Aim of the task: Without skipping a line, reproduce the entries exactly.

Dataset content:

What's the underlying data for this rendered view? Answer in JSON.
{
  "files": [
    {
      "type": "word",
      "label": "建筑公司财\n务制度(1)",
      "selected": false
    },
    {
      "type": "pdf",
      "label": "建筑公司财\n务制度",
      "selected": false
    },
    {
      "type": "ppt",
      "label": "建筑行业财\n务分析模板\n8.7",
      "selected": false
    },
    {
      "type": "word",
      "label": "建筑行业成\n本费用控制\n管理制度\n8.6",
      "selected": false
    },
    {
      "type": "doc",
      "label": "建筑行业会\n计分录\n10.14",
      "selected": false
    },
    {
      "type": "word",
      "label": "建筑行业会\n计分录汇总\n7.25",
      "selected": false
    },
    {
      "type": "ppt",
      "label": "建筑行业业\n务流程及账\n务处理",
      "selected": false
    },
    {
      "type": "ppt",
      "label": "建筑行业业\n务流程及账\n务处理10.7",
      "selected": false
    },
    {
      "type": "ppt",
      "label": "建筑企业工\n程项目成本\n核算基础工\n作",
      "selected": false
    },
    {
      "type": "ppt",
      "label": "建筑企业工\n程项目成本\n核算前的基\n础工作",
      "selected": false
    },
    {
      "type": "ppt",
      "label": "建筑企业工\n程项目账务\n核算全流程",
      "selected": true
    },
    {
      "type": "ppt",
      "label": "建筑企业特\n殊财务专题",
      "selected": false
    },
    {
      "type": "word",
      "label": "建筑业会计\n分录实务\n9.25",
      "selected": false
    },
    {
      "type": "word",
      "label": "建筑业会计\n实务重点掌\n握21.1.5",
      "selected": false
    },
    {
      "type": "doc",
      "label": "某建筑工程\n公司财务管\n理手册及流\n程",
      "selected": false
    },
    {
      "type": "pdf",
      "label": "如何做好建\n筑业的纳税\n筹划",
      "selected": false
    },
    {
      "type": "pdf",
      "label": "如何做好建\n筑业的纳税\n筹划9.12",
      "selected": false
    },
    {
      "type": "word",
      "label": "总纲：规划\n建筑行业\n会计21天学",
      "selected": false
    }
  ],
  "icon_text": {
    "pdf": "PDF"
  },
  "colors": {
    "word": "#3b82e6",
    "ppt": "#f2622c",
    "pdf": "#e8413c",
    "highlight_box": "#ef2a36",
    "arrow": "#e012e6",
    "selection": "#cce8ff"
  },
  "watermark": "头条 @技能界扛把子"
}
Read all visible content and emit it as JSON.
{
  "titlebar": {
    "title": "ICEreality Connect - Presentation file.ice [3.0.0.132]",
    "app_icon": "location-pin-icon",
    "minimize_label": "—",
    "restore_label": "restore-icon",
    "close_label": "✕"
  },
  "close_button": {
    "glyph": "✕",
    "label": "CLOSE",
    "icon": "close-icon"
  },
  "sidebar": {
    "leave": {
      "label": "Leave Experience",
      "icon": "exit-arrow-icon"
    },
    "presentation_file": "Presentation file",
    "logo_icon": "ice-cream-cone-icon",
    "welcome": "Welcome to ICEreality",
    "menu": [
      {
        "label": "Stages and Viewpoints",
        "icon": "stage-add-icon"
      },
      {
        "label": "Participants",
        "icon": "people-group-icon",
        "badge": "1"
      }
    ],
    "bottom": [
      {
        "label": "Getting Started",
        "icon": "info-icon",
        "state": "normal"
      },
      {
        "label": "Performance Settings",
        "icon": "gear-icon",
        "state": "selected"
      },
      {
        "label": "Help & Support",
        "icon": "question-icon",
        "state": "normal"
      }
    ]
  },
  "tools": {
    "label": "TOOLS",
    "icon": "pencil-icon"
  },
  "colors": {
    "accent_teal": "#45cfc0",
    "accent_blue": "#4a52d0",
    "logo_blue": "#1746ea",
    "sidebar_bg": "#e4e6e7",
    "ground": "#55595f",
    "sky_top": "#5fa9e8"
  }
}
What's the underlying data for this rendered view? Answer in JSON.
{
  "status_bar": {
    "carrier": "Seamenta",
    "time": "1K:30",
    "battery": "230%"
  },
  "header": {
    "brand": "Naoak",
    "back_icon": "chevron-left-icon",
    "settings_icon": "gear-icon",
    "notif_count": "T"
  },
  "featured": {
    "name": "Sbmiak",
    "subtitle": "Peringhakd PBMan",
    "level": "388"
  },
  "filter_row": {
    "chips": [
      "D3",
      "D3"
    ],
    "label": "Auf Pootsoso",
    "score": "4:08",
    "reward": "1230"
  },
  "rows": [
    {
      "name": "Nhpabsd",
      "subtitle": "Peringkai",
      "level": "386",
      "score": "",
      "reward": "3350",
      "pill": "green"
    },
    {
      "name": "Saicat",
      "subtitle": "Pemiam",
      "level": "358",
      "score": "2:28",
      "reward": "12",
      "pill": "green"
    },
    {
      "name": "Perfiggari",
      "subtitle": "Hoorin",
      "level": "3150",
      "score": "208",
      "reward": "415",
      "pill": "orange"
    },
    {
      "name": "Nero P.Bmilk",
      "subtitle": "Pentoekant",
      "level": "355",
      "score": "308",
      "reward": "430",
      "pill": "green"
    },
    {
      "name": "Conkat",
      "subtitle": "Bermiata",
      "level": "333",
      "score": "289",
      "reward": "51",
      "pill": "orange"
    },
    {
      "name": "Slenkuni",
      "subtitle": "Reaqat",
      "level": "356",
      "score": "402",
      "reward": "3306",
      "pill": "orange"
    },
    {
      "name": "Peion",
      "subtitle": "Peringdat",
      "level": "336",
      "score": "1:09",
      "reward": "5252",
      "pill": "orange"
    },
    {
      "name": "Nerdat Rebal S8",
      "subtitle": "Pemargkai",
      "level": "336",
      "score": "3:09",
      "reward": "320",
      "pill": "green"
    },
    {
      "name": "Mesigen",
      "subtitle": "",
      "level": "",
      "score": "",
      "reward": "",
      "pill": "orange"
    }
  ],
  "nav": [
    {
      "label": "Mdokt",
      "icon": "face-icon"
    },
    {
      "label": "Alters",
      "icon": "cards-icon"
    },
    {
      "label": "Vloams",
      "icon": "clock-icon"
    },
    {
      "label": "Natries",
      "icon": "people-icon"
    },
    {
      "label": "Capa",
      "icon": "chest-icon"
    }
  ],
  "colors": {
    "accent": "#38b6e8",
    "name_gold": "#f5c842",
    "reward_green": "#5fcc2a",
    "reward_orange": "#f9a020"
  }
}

Final answer:
What's the underlying data for this rendered view? Answer in JSON.
{
  "files": [
    {
      "type": "word",
      "label": "建筑公司财\n务制度(1)",
      "selected": false
    },
    {
      "type": "pdf",
      "label": "建筑公司财\n务制度",
      "selected": false
    },
    {
      "type": "ppt",
      "label": "建筑行业财\n务分析模板\n8.7",
      "selected": false
    },
    {
      "type": "word",
      "label": "建筑行业成\n本费用控制\n管理制度\n8.6",
      "selected": false
    },
    {
      "type": "doc",
      "label": "建筑行业会\n计分录\n10.14",
      "selected": false
    },
    {
      "type": "word",
      "label": "建筑行业会\n计分录汇总\n7.25",
      "selected": false
    },
    {
      "type": "ppt",
      "label": "建筑行业业\n务流程及账\n务处理",
      "selected": false
    },
    {
      "type": "ppt",
      "label": "建筑行业业\n务流程及账\n务处理10.7",
      "selected": false
    },
    {
      "type": "ppt",
      "label": "建筑企业工\n程项目成本\n核算基础工\n作",
      "selected": false
    },
    {
      "type": "ppt",
      "label": "建筑企业工\n程项目成本\n核算前的基\n础工作",
      "selected": false
    },
    {
      "type": "ppt",
      "label": "建筑企业工\n程项目账务\n核算全流程",
      "selected": true
    },
    {
      "type": "ppt",
      "label": "建筑企业特\n殊财务专题",
      "selected": false
    },
    {
      "type": "word",
      "label": "建筑业会计\n分录实务\n9.25",
      "selected": false
    },
    {
      "type": "word",
      "label": "建筑业会计\n实务重点掌\n握21.1.5",
      "selected": false
    },
    {
      "type": "doc",
      "label": "某建筑工程\n公司财务管\n理手册及流\n程",
      "selected": false
    },
    {
      "type": "pdf",
      "label": "如何做好建\n筑业的纳税\n筹划",
      "selected": false
    },
    {
      "type": "pdf",
      "label": "如何做好建\n筑业的纳税\n筹划9.12",
      "selected": false
    },
    {
      "type": "word",
      "label": "总纲：规划\n建筑行业\n会计21天学",
      "selected": false
    }
  ],
  "icon_text": {
    "pdf": "PDF"
  },
  "colors": {
    "word": "#3b82e6",
    "ppt": "#f2622c",
    "pdf": "#e8413c",
    "highlight_box": "#ef2a36",
    "arrow": "#e012e6",
    "selection": "#cce8ff"
  },
  "watermark": "头条 @技能界扛把子"
}
Read all visible content and emit it as JSON.
{
  "titlebar": {
    "title": "ICEreality Connect - Presentation file.ice [3.0.0.132]",
    "app_icon": "location-pin-icon",
    "minimize_label": "—",
    "restore_label": "restore-icon",
    "close_label": "✕"
  },
  "close_button": {
    "glyph": "✕",
    "label": "CLOSE",
    "icon": "close-icon"
  },
  "sidebar": {
    "leave": {
      "label": "Leave Experience",
      "icon": "exit-arrow-icon"
    },
    "presentation_file": "Presentation file",
    "logo_icon": "ice-cream-cone-icon",
    "welcome": "Welcome to ICEreality",
    "menu": [
      {
        "label": "Stages and Viewpoints",
        "icon": "stage-add-icon"
      },
      {
        "label": "Participants",
        "icon": "people-group-icon",
        "badge": "1"
      }
    ],
    "bottom": [
      {
        "label": "Getting Started",
        "icon": "info-icon",
        "state": "normal"
      },
      {
        "label": "Performance Settings",
        "icon": "gear-icon",
        "state": "selected"
      },
      {
        "label": "Help & Support",
        "icon": "question-icon",
        "state": "normal"
      }
    ]
  },
  "tools": {
    "label": "TOOLS",
    "icon": "pencil-icon"
  },
  "colors": {
    "accent_teal": "#45cfc0",
    "accent_blue": "#4a52d0",
    "logo_blue": "#1746ea",
    "sidebar_bg": "#e4e6e7",
    "ground": "#55595f",
    "sky_top": "#5fa9e8"
  }
}
What's the underlying data for this rendered view? Answer in JSON.
{
  "status_bar": {
    "carrier": "Seamenta",
    "time": "1K:30",
    "battery": "230%"
  },
  "header": {
    "brand": "Naoak",
    "back_icon": "chevron-left-icon",
    "settings_icon": "gear-icon",
    "notif_count": "T"
  },
  "featured": {
    "name": "Sbmiak",
    "subtitle": "Peringhakd PBMan",
    "level": "388"
  },
  "filter_row": {
    "chips": [
      "D3",
      "D3"
    ],
    "label": "Auf Pootsoso",
    "score": "4:08",
    "reward": "1230"
  },
  "rows": [
    {
      "name": "Nhpabsd",
      "subtitle": "Peringkai",
      "level": "386",
      "score": "",
      "reward": "3350",
      "pill": "green"
    },
    {
      "name": "Saicat",
      "subtitle": "Pemiam",
      "level": "358",
      "score": "2:28",
      "reward": "12",
      "pill": "green"
    },
    {
      "name": "Perfiggari",
      "subtitle": "Hoorin",
      "level": "3150",
      "score": "208",
      "reward": "415",
      "pill": "orange"
    },
    {
      "name": "Nero P.Bmilk",
      "subtitle": "Pentoekant",
      "level": "355",
      "score": "308",
      "reward": "430",
      "pill": "green"
    },
    {
      "name": "Conkat",
      "subtitle": "Bermiata",
      "level": "333",
      "score": "289",
      "reward": "51",
      "pill": "orange"
    },
    {
      "name": "Slenkuni",
      "subtitle": "Reaqat",
      "level": "356",
      "score": "402",
      "reward": "3306",
      "pill": "orange"
    },
    {
      "name": "Peion",
      "subtitle": "Peringdat",
      "level": "336",
      "score": "1:09",
      "reward": "5252",
      "pill": "orange"
    },
    {
      "name": "Nerdat Rebal S8",
      "subtitle": "Pemargkai",
      "level": "336",
      "score": "3:09",
      "reward": "320",
      "pill": "green"
    },
    {
      "name": "Mesigen",
      "subtitle": "",
      "level": "",
      "score": "",
      "reward": "",
      "pill": "orange"
    }
  ],
  "nav": [
    {
      "label": "Mdokt",
      "icon": "face-icon"
    },
    {
      "label": "Alters",
      "icon": "cards-icon"
    },
    {
      "label": "Vloams",
      "icon": "clock-icon"
    },
    {
      "label": "Natries",
      "icon": "people-icon"
    },
    {
      "label": "Capa",
      "icon": "chest-icon"
    }
  ],
  "colors": {
    "accent": "#38b6e8",
    "name_gold": "#f5c842",
    "reward_green": "#5fcc2a",
    "reward_orange": "#f9a020"
  }
}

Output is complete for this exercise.